Citation: Alexander, N.J., Mccormick, S.P., Blackburn, J.A. 2008. Effects of Xanthotoxin Treatment on Trichothecene Production in Fusarium sporotrichioides. Canadian Journal of Microbiology. 54(12):1023-1031. Interpretive Summary: Fusarium sporotrichioides, a mold that can cause plant diseases and is found in nature, produces a mycotoxin that can enter and contaminate the food supply. This mycotoxin causes toxicoses in humans and animals which result in severe monetary loss to the growers and seed industry as well as the health industry. We are interested in reducing or eliminating these toxins from grains. In an effort to accomplish that goal, we are interested in understanding the biology of the fungus and the genes involved in mycotoxin production. We have developed a method for quantifying the expression of the mycotoxin-producing genes in this organism and have found that certain genes are up-regulated when the mold is exposed to plant-defense compounds. This will help us develop methods to increase the plant response to the invasion of the mold and thereby reduce the amount of disease as well as reduce the amount of toxin present in the harvested grains.

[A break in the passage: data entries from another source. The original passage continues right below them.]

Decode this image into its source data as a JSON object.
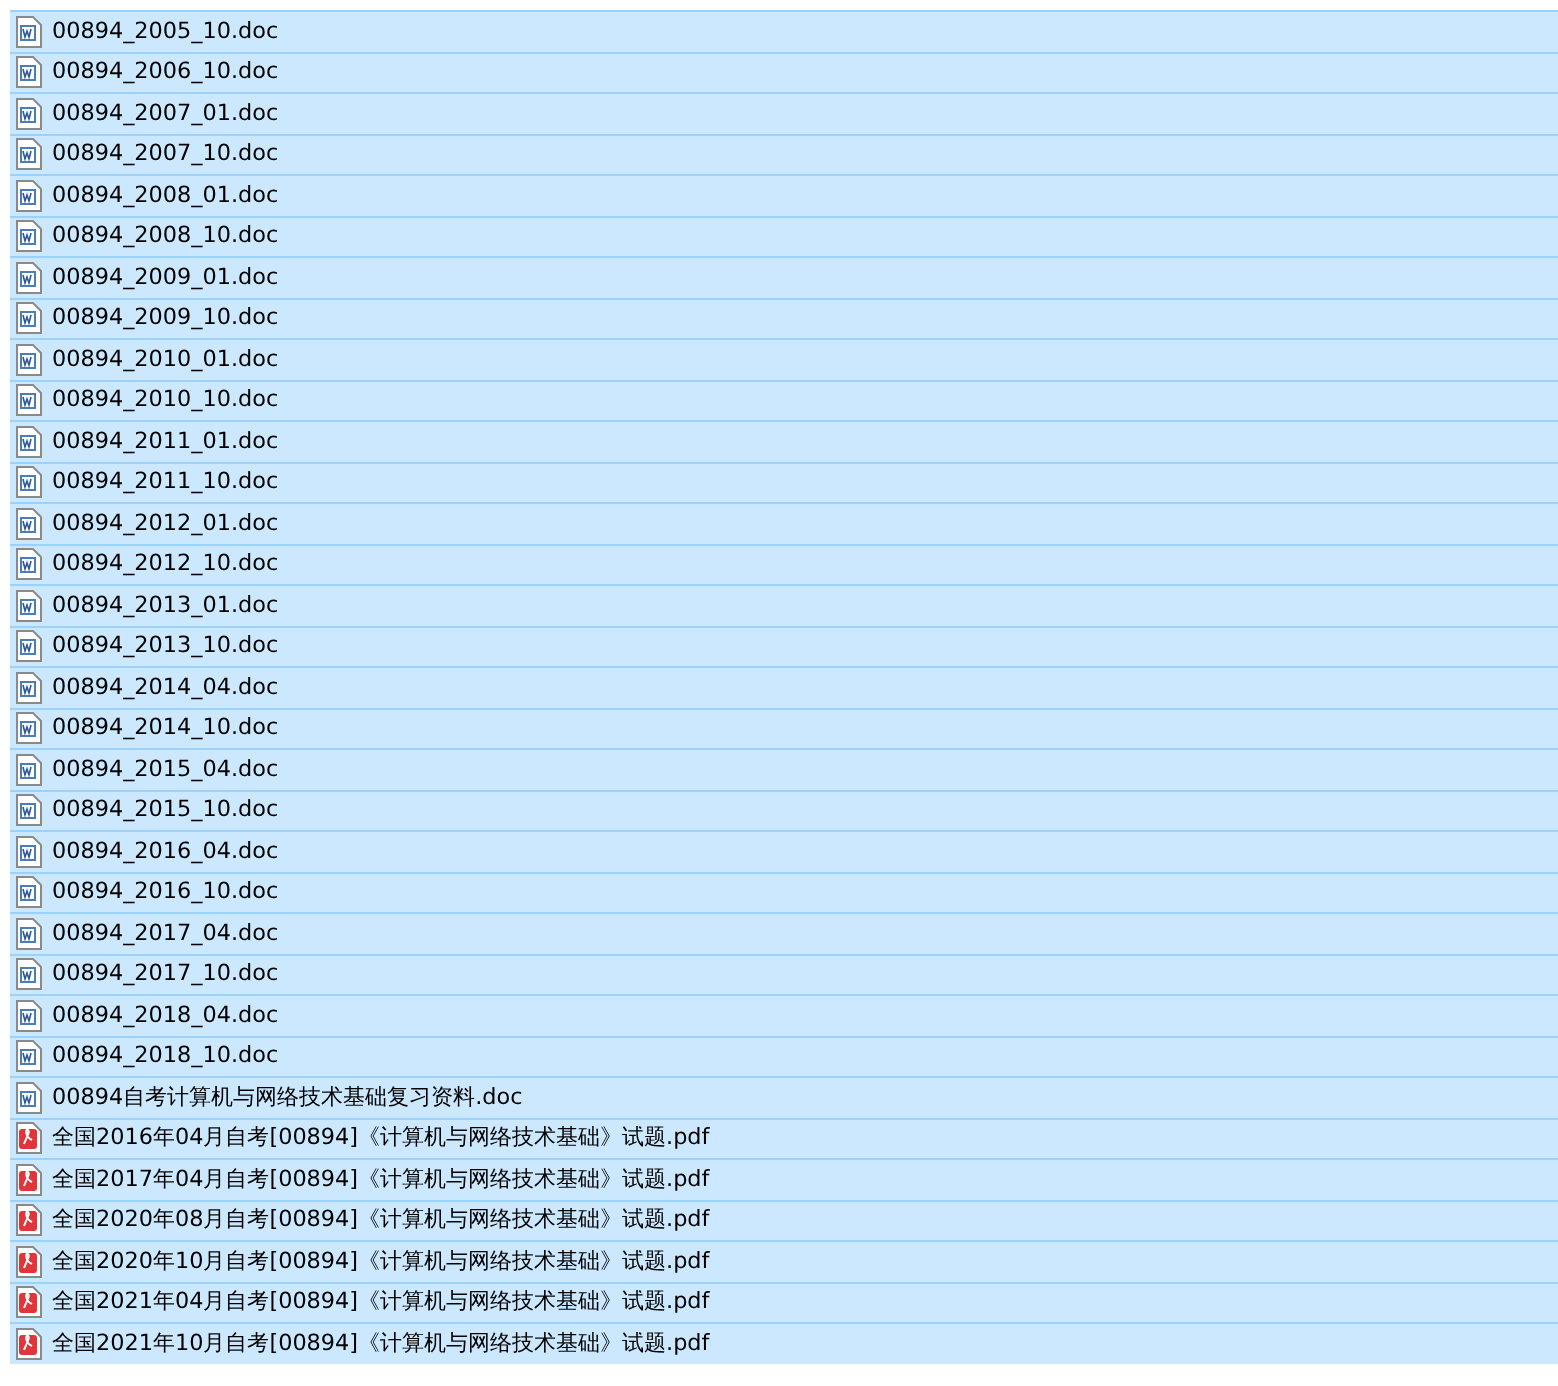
{
  "files": [
    {
      "name": "00894_2005_10.doc",
      "kind": "doc",
      "selected": true
    },
    {
      "name": "00894_2006_10.doc",
      "kind": "doc",
      "selected": true
    },
    {
      "name": "00894_2007_01.doc",
      "kind": "doc",
      "selected": true
    },
    {
      "name": "00894_2007_10.doc",
      "kind": "doc",
      "selected": true
    },
    {
      "name": "00894_2008_01.doc",
      "kind": "doc",
      "selected": true
    },
    {
      "name": "00894_2008_10.doc",
      "kind": "doc",
      "selected": true
    },
    {
      "name": "00894_2009_01.doc",
      "kind": "doc",
      "selected": true
    },
    {
      "name": "00894_2009_10.doc",
      "kind": "doc",
      "selected": true
    },
    {
      "name": "00894_2010_01.doc",
      "kind": "doc",
      "selected": true
    },
    {
      "name": "00894_2010_10.doc",
      "kind": "doc",
      "selected": true
    },
    {
      "name": "00894_2011_01.doc",
      "kind": "doc",
      "selected": true
    },
    {
      "name": "00894_2011_10.doc",
      "kind": "doc",
      "selected": true
    },
    {
      "name": "00894_2012_01.doc",
      "kind": "doc",
      "selected": true
    },
    {
      "name": "00894_2012_10.doc",
      "kind": "doc",
      "selected": true
    },
    {
      "name": "00894_2013_01.doc",
      "kind": "doc",
      "selected": true
    },
    {
      "name": "00894_2013_10.doc",
      "kind": "doc",
      "selected": true
    },
    {
      "name": "00894_2014_04.doc",
      "kind": "doc",
      "selected": true
    },
    {
      "name": "00894_2014_10.doc",
      "kind": "doc",
      "selected": true
    },
    {
      "name": "00894_2015_04.doc",
      "kind": "doc",
      "selected": true
    },
    {
      "name": "00894_2015_10.doc",
      "kind": "doc",
      "selected": true
    },
    {
      "name": "00894_2016_04.doc",
      "kind": "doc",
      "selected": true
    },
    {
      "name": "00894_2016_10.doc",
      "kind": "doc",
      "selected": true
    },
    {
      "name": "00894_2017_04.doc",
      "kind": "doc",
      "selected": true
    },
    {
      "name": "00894_2017_10.doc",
      "kind": "doc",
      "selected": true
    },
    {
      "name": "00894_2018_04.doc",
      "kind": "doc",
      "selected": true
    },
    {
      "name": "00894_2018_10.doc",
      "kind": "doc",
      "selected": true
    },
    {
      "name": "00894自考计算机与网络技术基础复习资料.doc",
      "kind": "doc",
      "selected": true
    },
    {
      "name": "全国2016年04月自考[00894]《计算机与网络技术基础》试题.pdf",
      "kind": "pdf",
      "selected": true
    },
    {
      "name": "全国2017年04月自考[00894]《计算机与网络技术基础》试题.pdf",
      "kind": "pdf",
      "selected": true
    },
    {
      "name": "全国2020年08月自考[00894]《计算机与网络技术基础》试题.pdf",
      "kind": "pdf",
      "selected": true
    },
    {
      "name": "全国2020年10月自考[00894]《计算机与网络技术基础》试题.pdf",
      "kind": "pdf",
      "selected": true
    },
    {
      "name": "全国2021年04月自考[00894]《计算机与网络技术基础》试题.pdf",
      "kind": "pdf",
      "selected": true
    },
    {
      "name": "全国2021年10月自考[00894]《计算机与网络技术基础》试题.pdf",
      "kind": "pdf",
      "selected": true
    }
  ]
}
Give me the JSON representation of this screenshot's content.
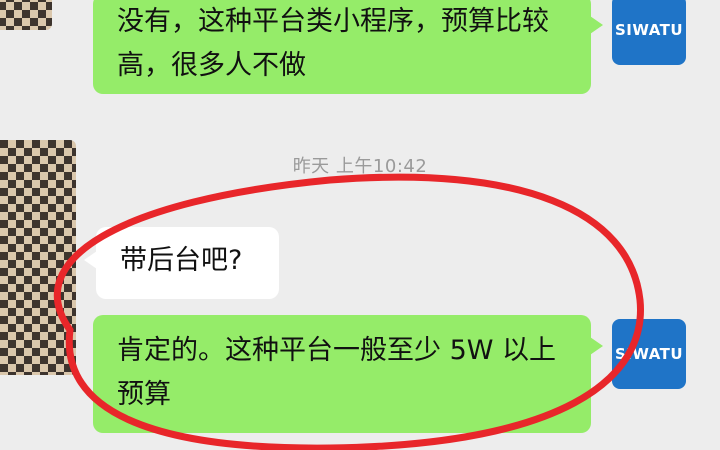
{
  "chat": {
    "messages": [
      {
        "sender": "self",
        "text": "没有，这种平台类小程序，预算比较高，很多人不做"
      },
      {
        "sender": "other",
        "text": "带后台吧?"
      },
      {
        "sender": "self",
        "text": "肯定的。这种平台一般至少 5W 以上预算"
      }
    ],
    "timestamp": "昨天 上午10:42"
  },
  "avatars": {
    "self_label": "SIWATU",
    "self_color": "#1f74c7"
  },
  "colors": {
    "background": "#ededed",
    "self_bubble": "#95ec69",
    "other_bubble": "#ffffff",
    "annotation": "#e8262a"
  },
  "annotation": {
    "shape": "circle-highlight"
  }
}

Technical Abstract: There are four P450 oxygenases involved in the biosynthesis of T-2 toxin in Fusarium sporotrichioides. Exactly how these enzymes react to antimicrobial plant defense compounds is unknown. Xanthotoxin (8-methoxypsoralen), a phototoxic furanocoumarin, is a P450 oxygenase inhibitor. A previous study showed that addition of 1.5 mM xanthotoxin to liquid cultures of Fusarium sporotrichioides NRRL3299 caused a loss of T-2 toxin production and an accumulation of trichodiene, the hydrocarbon precursor of trichothecenes and the substrate for the P450 oxygenase encoded by Tri4. The current study confirmed that addition of lower concentrations of xanthotoxin could effectively block T-2 toxin production and cause an increased accumulation of trichodiene. Addition of xanthotoxin to liquid cultures of a trichodiene-accumulating F. sporotrichioides Tri4 mutant caused a three to ten fold increase in trichodiene accumulation, suggesting that xanthotoxin not only blocks trichothecene oxygenation reactions, but may in some way also promote the synthesis of trichodiene. Feeding studies using wild-type and mutant F. sporotrichioides strains showed that two of the four P450 oxygenases, TRI4 and TRI1, were more sensitive to xanthotoxin. The two remaining oxygenases, TRI11 and TRI13, were unaffected by 1.0 mM xanthotoxin. Quantitative reverse transcriptase polymerase chain reaction (qRT-PCR) indicated that several of the genes in the toxin biosynthetic pathway were up-regulated by xanthotoxin with Tri4 showing the highest (1.4 fold) increase in expression. These results indicate that while xanthotoxin inhibits specific P450 oxygenase activity it also has a significant effect on gene expression.